## [Assignment]
The entries below are to be given back exactly, with images excluded.

## [Given information]

-------------------------

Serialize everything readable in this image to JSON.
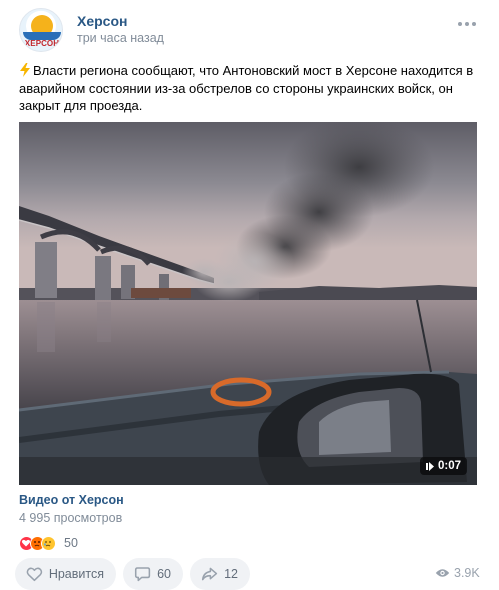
{
  "group": {
    "name": "Херсон",
    "time": "три часа назад",
    "avatar_text": "ХЕРСОН"
  },
  "post": {
    "text": "Власти региона сообщают, что Антоновский мост в Херсоне находится в аварийном состоянии из-за обстрелов со стороны украинских войск, он закрыт для проезда."
  },
  "video": {
    "duration": "0:07",
    "title": "Видео от Херсон",
    "views": "4 995 просмотров"
  },
  "reactions": {
    "icons": [
      "heart-reaction",
      "angry-reaction",
      "crying-reaction"
    ],
    "count": "50"
  },
  "actions": {
    "like_label": "Нравится",
    "comments": "60",
    "shares": "12",
    "views": "3.9K"
  },
  "colors": {
    "link": "#2a5885",
    "secondary": "#818c99",
    "button_bg": "#f0f2f5",
    "icon": "#99a2ad"
  }
}
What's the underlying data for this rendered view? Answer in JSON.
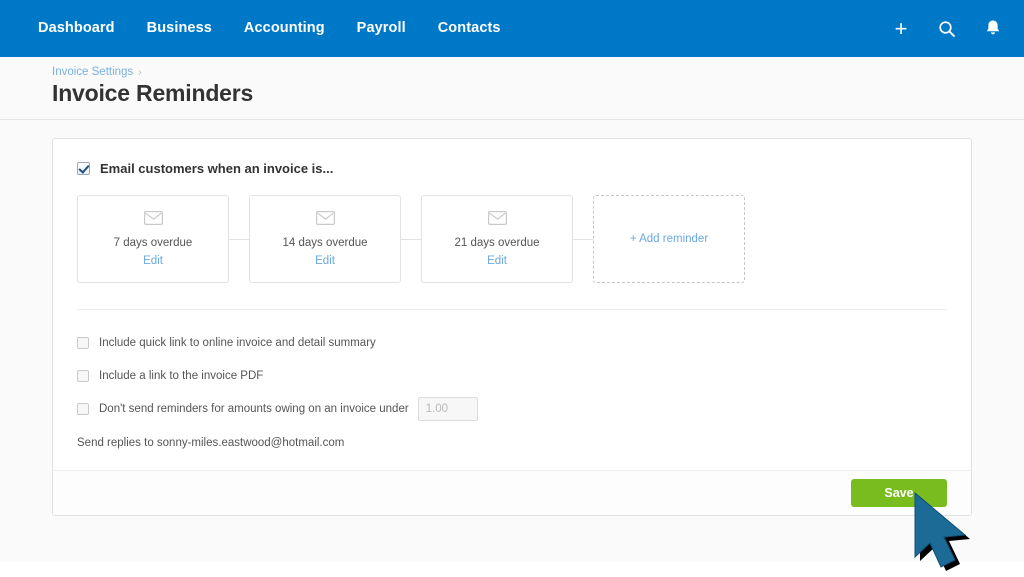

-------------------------

## [Written answer]
Serialize everything readable in this image to JSON.
{
  "group": {
    "name": "Херсон",
    "time": "три часа назад",
    "avatar_text": "ХЕРСОН"
  },
  "post": {
    "text": "Власти региона сообщают, что Антоновский мост в Херсоне находится в аварийном состоянии из-за обстрелов со стороны украинских войск, он закрыт для проезда."
  },
  "video": {
    "duration": "0:07",
    "title": "Видео от Херсон",
    "views": "4 995 просмотров"
  },
  "reactions": {
    "icons": [
      "heart-reaction",
      "angry-reaction",
      "crying-reaction"
    ],
    "count": "50"
  },
  "actions": {
    "like_label": "Нравится",
    "comments": "60",
    "shares": "12",
    "views": "3.9K"
  },
  "colors": {
    "link": "#2a5885",
    "secondary": "#818c99",
    "button_bg": "#f0f2f5",
    "icon": "#99a2ad"
  }
}
What's the underlying data for this rendered view? Answer in JSON.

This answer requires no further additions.